Below is a block of data; give all of it again word for word.

▶ [INPUT]
Segment Open
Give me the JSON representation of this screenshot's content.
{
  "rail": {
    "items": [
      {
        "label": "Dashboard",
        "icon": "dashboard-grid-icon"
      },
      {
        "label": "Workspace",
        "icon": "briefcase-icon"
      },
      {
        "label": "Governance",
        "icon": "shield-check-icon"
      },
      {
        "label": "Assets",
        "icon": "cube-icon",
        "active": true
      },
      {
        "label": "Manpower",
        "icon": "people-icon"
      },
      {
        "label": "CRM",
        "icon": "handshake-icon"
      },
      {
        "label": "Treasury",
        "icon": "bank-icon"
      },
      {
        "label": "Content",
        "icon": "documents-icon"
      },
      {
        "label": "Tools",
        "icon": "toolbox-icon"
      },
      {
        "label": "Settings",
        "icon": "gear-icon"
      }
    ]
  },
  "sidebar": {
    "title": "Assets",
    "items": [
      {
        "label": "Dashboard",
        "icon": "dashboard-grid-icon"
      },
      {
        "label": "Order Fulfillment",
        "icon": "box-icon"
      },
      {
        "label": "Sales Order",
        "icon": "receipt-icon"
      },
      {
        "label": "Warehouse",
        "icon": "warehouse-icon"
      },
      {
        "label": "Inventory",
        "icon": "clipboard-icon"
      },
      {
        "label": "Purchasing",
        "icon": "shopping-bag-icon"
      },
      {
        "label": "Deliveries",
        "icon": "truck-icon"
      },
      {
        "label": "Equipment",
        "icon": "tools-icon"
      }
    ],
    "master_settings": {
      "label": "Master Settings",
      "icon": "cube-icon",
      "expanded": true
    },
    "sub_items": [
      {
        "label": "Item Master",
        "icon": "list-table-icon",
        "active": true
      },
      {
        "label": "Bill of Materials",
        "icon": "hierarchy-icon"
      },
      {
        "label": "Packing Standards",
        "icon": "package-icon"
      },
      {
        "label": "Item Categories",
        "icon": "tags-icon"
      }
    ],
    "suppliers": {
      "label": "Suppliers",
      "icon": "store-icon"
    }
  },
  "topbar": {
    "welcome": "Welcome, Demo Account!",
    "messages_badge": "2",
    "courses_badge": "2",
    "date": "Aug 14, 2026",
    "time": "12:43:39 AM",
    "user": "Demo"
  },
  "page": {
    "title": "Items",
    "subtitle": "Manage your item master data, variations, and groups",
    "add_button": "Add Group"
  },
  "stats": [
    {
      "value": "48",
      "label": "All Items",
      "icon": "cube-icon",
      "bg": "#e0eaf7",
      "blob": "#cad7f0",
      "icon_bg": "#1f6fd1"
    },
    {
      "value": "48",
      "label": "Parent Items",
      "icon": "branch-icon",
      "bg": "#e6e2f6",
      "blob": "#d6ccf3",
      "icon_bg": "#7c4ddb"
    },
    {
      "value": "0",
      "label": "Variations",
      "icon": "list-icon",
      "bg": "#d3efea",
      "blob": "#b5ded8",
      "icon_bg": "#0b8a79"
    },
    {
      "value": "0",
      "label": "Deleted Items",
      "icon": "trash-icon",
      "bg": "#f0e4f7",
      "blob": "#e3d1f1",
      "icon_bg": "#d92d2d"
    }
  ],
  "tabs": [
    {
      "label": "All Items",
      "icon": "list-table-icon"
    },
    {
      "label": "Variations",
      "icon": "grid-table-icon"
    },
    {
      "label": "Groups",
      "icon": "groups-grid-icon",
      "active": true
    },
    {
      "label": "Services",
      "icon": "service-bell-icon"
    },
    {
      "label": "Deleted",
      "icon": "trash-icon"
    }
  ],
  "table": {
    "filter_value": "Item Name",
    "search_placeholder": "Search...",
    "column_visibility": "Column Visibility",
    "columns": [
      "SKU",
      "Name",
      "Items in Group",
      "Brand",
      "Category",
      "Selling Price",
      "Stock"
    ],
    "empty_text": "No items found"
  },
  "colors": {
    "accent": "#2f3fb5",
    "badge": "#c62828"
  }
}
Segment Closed
▶ [TASK ANSWER]
Give me the JSON representation of this screenshot's content.
{
  "rail": {
    "items": [
      {
        "label": "Dashboard",
        "icon": "dashboard-grid-icon"
      },
      {
        "label": "Workspace",
        "icon": "briefcase-icon"
      },
      {
        "label": "Governance",
        "icon": "shield-check-icon"
      },
      {
        "label": "Assets",
        "icon": "cube-icon",
        "active": true
      },
      {
        "label": "Manpower",
        "icon": "people-icon"
      },
      {
        "label": "CRM",
        "icon": "handshake-icon"
      },
      {
        "label": "Treasury",
        "icon": "bank-icon"
      },
      {
        "label": "Content",
        "icon": "documents-icon"
      },
      {
        "label": "Tools",
        "icon": "toolbox-icon"
      },
      {
        "label": "Settings",
        "icon": "gear-icon"
      }
    ]
  },
  "sidebar": {
    "title": "Assets",
    "items": [
      {
        "label": "Dashboard",
        "icon": "dashboard-grid-icon"
      },
      {
        "label": "Order Fulfillment",
        "icon": "box-icon"
      },
      {
        "label": "Sales Order",
        "icon": "receipt-icon"
      },
      {
        "label": "Warehouse",
        "icon": "warehouse-icon"
      },
      {
        "label": "Inventory",
        "icon": "clipboard-icon"
      },
      {
        "label": "Purchasing",
        "icon": "shopping-bag-icon"
      },
      {
        "label": "Deliveries",
        "icon": "truck-icon"
      },
      {
        "label": "Equipment",
        "icon": "tools-icon"
      }
    ],
    "master_settings": {
      "label": "Master Settings",
      "icon": "cube-icon",
      "expanded": true
    },
    "sub_items": [
      {
        "label": "Item Master",
        "icon": "list-table-icon",
        "active": true
      },
      {
        "label": "Bill of Materials",
        "icon": "hierarchy-icon"
      },
      {
        "label": "Packing Standards",
        "icon": "package-icon"
      },
      {
        "label": "Item Categories",
        "icon": "tags-icon"
      }
    ],
    "suppliers": {
      "label": "Suppliers",
      "icon": "store-icon"
    }
  },
  "topbar": {
    "welcome": "Welcome, Demo Account!",
    "messages_badge": "2",
    "courses_badge": "2",
    "date": "Aug 14, 2026",
    "time": "12:43:39 AM",
    "user": "Demo"
  },
  "page": {
    "title": "Items",
    "subtitle": "Manage your item master data, variations, and groups",
    "add_button": "Add Group"
  },
  "stats": [
    {
      "value": "48",
      "label": "All Items",
      "icon": "cube-icon",
      "bg": "#e0eaf7",
      "blob": "#cad7f0",
      "icon_bg": "#1f6fd1"
    },
    {
      "value": "48",
      "label": "Parent Items",
      "icon": "branch-icon",
      "bg": "#e6e2f6",
      "blob": "#d6ccf3",
      "icon_bg": "#7c4ddb"
    },
    {
      "value": "0",
      "label": "Variations",
      "icon": "list-icon",
      "bg": "#d3efea",
      "blob": "#b5ded8",
      "icon_bg": "#0b8a79"
    },
    {
      "value": "0",
      "label": "Deleted Items",
      "icon": "trash-icon",
      "bg": "#f0e4f7",
      "blob": "#e3d1f1",
      "icon_bg": "#d92d2d"
    }
  ],
  "tabs": [
    {
      "label": "All Items",
      "icon": "list-table-icon"
    },
    {
      "label": "Variations",
      "icon": "grid-table-icon"
    },
    {
      "label": "Groups",
      "icon": "groups-grid-icon",
      "active": true
    },
    {
      "label": "Services",
      "icon": "service-bell-icon"
    },
    {
      "label": "Deleted",
      "icon": "trash-icon"
    }
  ],
  "table": {
    "filter_value": "Item Name",
    "search_placeholder": "Search...",
    "column_visibility": "Column Visibility",
    "columns": [
      "SKU",
      "Name",
      "Items in Group",
      "Brand",
      "Category",
      "Selling Price",
      "Stock"
    ],
    "empty_text": "No items found"
  },
  "colors": {
    "accent": "#2f3fb5",
    "badge": "#c62828"
  }
}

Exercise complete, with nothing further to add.